Neoconservatism and the disintegration of ‘Western’ consensus In particular, they wanted to effect the complete transformation of the economic and political order of the Middle East so as to bring this region fully into line with classical liberal democratic norms. They are not conservatives at all, but rather crusading liberals with a belief in the power of activist government to bring about liberal ends. Bush’s foreign policy statements and actions since September 2001 have been an uneasy amalgam of all of these appraoches. Traditional patterns of alliance-building with other great powers, increased military spending, the doctrine of ‘pre-emptive attack’, the desire to extend ‘the benefits of freedom across the globe’ all made their appearance.
Neoconservatism and the disintegration of ‘Western’ consensus 9/11 have projected the neoconservative take on the world to a greater degree of prominence within the Bush administration. As the focus of the war on terror moved from the invasion of Afganistan to the invasion of Iraq, there developed a growing convergence of view between the ‘assertive nationalists’ and the neoconservatives. US’s approach to questions of international development under Bush: neoliberal policies. Praise of market economies, free trade, emphasis on conditionality. Bush administration’s unilaterism brought to an end, at least temporarily, much of the ideological consensus that bound the West together throughout the Cold War.
Radical Challenges The appeal and coherence of other radical ideologies that seek to challenge mainstream ‘Western thinking’. There can be detected a variety of resistance responses in different localities taking many forms from micro-scale to large-scale movements. Examples: peasant protests in the southern Indian state of Karnataka, the Zapatista movement in Chiapas in Mexico, workers’ strikes in South Korea, etc.
Radical Challenges Core ideas and assumptions of this alternative view of development: -sufficiency -the inherent value of nature, cultural diversity and the communitycontrolled commons (water, Land, air, forest); -human activity in balance with nature; -self-reliance rather than reliance on the market or external agents; -democratic inclusion and participation, e. g voice for marginalised groups such as women, indigeneous groups and local control
Radical Challenges In many respects, obviously these ideas make a firm bow to the neoliberal view of development: they accept multilateral rules and arrangements and they acknowledge the imperative competitiveness. Yet they represent something little distinctive from the PWC. They are rooted in a continuing economic nationalism- their appraoch also rescues a modestly developmental conception of the state and in so doing, joins ideological battle from the other side.

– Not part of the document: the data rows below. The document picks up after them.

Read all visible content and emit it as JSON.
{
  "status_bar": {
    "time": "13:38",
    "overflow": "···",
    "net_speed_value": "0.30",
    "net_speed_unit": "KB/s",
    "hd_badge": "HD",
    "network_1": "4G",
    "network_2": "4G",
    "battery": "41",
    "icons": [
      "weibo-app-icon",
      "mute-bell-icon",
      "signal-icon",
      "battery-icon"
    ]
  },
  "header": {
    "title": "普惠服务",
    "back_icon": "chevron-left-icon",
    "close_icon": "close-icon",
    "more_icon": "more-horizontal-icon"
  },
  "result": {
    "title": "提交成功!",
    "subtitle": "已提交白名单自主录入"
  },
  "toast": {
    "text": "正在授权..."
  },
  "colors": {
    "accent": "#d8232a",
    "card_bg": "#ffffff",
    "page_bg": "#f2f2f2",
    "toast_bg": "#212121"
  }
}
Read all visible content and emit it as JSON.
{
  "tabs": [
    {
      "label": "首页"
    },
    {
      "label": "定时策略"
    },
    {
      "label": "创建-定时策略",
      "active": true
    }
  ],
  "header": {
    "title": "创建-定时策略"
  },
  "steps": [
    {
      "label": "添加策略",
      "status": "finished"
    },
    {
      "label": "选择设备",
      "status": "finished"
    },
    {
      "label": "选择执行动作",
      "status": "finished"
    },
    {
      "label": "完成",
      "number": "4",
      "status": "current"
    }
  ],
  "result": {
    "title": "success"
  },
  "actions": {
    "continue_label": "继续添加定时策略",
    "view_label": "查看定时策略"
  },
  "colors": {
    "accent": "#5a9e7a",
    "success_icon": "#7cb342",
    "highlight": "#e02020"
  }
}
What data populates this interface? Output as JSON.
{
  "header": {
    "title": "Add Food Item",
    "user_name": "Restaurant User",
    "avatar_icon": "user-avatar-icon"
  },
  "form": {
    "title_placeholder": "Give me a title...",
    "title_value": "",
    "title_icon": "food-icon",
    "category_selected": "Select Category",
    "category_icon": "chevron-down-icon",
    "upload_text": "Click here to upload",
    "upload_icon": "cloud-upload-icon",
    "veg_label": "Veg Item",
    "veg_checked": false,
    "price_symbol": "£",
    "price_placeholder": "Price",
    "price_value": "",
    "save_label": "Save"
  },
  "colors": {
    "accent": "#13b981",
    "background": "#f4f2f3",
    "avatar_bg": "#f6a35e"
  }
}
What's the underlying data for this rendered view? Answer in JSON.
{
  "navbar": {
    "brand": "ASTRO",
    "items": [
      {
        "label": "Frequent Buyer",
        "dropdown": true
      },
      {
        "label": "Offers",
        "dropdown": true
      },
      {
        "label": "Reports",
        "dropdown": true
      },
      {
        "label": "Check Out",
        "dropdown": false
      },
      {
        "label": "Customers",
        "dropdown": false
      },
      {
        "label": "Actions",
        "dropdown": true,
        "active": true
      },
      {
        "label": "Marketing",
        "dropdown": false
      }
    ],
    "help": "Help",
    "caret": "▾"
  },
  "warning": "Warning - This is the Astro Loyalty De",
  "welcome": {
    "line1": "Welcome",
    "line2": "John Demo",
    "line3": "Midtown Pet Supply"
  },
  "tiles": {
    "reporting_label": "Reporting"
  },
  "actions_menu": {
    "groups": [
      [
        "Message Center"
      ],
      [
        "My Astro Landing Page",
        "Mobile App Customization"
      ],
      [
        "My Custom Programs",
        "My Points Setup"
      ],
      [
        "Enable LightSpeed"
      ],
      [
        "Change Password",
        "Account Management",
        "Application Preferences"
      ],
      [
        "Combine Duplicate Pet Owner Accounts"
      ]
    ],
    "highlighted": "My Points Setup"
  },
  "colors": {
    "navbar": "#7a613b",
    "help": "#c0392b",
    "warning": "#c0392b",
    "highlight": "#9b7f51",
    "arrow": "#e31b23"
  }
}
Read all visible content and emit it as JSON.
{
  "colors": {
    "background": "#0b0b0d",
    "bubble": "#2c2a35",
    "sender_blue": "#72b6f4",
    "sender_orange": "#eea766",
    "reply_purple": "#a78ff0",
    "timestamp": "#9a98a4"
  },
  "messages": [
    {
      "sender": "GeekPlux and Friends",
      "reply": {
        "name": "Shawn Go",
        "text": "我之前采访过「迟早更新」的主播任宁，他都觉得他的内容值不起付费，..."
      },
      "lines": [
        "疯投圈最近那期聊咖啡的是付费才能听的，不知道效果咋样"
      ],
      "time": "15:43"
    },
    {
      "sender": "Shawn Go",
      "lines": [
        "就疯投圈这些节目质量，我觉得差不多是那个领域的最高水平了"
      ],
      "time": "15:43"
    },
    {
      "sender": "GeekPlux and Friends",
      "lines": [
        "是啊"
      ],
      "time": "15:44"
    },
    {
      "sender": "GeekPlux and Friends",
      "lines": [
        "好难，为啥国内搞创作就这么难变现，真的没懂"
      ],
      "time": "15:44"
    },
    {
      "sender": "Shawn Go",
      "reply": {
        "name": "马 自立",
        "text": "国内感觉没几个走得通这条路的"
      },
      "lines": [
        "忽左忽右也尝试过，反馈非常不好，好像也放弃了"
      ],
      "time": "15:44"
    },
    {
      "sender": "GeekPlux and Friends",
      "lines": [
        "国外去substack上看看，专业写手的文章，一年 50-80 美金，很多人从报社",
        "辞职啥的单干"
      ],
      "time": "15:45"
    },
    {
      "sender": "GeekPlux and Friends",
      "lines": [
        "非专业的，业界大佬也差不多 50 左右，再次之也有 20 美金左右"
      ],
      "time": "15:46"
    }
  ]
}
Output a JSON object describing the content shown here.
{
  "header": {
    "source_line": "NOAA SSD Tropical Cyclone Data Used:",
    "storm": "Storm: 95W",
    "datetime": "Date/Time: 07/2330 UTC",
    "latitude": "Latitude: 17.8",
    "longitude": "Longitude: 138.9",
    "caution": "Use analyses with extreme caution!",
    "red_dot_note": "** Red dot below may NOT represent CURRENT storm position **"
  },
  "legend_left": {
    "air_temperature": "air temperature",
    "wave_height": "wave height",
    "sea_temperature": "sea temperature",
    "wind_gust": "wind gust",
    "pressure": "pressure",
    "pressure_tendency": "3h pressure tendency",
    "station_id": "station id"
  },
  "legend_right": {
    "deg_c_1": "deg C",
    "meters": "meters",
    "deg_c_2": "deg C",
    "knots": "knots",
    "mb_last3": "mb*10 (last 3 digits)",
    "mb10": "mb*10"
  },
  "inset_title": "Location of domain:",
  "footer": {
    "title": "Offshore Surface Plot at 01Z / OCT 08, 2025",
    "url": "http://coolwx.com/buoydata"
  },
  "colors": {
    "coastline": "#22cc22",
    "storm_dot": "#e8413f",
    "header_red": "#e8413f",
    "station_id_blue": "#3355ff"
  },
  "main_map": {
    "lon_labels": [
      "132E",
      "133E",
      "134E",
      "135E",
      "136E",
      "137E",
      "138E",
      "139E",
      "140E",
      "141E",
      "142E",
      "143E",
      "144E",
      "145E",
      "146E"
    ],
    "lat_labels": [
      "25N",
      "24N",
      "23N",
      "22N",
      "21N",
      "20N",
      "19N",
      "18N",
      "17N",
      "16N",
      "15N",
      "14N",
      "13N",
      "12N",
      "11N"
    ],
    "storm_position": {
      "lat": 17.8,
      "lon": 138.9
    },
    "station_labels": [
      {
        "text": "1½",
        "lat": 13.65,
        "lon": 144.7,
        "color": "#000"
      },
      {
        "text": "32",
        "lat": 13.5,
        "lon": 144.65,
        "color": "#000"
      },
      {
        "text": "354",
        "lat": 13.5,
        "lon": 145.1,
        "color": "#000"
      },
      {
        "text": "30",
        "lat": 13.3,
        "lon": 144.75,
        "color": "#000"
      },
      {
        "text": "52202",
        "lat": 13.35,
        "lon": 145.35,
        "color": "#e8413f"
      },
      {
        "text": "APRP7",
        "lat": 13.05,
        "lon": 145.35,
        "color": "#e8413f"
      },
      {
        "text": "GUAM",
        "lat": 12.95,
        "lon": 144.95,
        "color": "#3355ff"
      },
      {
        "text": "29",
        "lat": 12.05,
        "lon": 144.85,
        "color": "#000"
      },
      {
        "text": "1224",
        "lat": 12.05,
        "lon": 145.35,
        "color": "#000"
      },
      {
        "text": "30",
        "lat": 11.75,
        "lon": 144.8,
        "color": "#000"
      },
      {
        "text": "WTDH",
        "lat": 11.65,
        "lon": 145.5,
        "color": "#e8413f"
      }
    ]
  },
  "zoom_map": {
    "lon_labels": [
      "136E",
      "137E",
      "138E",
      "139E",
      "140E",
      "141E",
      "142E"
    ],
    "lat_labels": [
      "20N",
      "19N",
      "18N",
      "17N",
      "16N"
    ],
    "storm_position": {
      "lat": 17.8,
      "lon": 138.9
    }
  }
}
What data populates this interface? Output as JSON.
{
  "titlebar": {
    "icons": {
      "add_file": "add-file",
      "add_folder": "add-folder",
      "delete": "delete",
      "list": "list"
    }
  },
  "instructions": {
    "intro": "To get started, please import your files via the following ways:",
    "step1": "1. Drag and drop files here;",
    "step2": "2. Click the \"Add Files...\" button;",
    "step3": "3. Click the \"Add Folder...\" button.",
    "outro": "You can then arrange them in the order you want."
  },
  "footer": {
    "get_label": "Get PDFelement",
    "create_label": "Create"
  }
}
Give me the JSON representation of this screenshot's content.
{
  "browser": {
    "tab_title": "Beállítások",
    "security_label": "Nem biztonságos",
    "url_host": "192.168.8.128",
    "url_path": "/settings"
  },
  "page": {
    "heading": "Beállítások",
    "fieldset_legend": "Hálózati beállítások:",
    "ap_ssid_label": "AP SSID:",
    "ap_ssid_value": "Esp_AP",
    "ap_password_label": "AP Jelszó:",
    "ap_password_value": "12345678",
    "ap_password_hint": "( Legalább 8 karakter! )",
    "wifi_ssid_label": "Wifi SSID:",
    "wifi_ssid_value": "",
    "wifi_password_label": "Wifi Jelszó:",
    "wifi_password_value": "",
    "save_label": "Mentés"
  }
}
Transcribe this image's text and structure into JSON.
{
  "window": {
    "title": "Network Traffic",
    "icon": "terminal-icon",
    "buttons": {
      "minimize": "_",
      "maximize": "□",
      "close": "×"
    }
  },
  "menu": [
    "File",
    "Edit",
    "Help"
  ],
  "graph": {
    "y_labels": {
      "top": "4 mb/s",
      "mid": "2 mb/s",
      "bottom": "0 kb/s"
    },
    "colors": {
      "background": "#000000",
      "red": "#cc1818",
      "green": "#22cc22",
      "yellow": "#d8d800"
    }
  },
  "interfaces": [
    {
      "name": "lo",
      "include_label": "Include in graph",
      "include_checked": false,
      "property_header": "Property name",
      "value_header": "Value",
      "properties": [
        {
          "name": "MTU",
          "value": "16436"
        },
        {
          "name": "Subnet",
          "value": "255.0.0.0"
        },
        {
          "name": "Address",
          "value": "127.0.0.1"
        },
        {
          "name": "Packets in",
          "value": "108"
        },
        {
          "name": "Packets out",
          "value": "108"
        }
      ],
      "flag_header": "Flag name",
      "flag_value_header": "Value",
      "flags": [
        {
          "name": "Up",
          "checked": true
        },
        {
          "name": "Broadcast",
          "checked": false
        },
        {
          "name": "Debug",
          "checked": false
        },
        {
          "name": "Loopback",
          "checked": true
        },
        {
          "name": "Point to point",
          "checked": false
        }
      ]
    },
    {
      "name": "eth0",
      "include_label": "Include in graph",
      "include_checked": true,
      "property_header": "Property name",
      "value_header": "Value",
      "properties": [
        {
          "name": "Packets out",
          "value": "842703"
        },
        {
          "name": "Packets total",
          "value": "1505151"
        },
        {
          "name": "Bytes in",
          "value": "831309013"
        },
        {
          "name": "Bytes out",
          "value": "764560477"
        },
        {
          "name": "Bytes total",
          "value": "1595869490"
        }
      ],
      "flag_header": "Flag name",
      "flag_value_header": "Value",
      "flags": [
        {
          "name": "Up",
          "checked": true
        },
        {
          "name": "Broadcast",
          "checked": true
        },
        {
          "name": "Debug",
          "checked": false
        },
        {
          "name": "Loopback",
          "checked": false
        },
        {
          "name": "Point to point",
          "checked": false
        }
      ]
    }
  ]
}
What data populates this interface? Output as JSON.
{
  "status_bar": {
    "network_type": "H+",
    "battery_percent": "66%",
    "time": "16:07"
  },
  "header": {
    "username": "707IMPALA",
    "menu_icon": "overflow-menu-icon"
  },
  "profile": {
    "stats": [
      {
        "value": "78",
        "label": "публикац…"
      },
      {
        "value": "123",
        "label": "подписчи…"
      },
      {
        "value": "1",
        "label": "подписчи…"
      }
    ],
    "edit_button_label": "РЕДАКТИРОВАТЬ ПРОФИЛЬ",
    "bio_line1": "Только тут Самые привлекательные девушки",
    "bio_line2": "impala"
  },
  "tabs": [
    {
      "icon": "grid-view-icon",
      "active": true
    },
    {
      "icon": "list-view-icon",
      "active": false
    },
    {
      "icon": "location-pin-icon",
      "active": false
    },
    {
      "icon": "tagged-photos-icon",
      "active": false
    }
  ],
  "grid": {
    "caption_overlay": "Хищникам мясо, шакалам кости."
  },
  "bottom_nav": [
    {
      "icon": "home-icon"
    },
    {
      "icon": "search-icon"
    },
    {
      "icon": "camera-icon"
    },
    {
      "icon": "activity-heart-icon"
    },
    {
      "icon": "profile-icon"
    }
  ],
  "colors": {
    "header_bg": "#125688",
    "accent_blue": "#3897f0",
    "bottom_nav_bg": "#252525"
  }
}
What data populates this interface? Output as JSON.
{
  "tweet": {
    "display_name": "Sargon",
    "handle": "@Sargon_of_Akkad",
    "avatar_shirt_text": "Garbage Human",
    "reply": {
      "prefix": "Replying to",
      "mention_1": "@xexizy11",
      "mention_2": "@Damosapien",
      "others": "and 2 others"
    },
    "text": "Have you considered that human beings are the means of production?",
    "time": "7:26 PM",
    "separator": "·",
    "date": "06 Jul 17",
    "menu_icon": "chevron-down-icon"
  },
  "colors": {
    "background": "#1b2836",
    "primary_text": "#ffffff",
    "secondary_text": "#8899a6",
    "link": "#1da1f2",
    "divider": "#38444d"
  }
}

Radical Challenges The second and more serious ‘Southern’ challenge to mainstream Western thinking is anything but latent, for it derives its ideological appeal from the extraordinary economic growth achieved over the last decade by China. It is argued that the Beijing Consensus (implying new physics of power and development in China) is replacing Washington Consensus. According to this argument, the Beijing Consensus is made up of three theorems:
Radical Challenges 1) Repositions the value of innovation 2) Looks beyond measures like per-capita GDP, focuses instead on ‘quality of life’ and advocates a model of ‘balanced development’ where sustainability and equality become first considerations, not luxuries.
Radical Challenges -Third element is constituted by a theory of selfdetermination that stresses using leverage to move big, hegemonic powers that may be tempted to tread on your toes. Growing intellectual charisma of the Beijing Consensus. Yet it’s important to note those aspects of China’s record which damage its standing as developmental model: mainly its unsatisfactory human rights regime. But, even with that said, it is already clear that China has the potential to change the contest of ideas about development in very significant ways.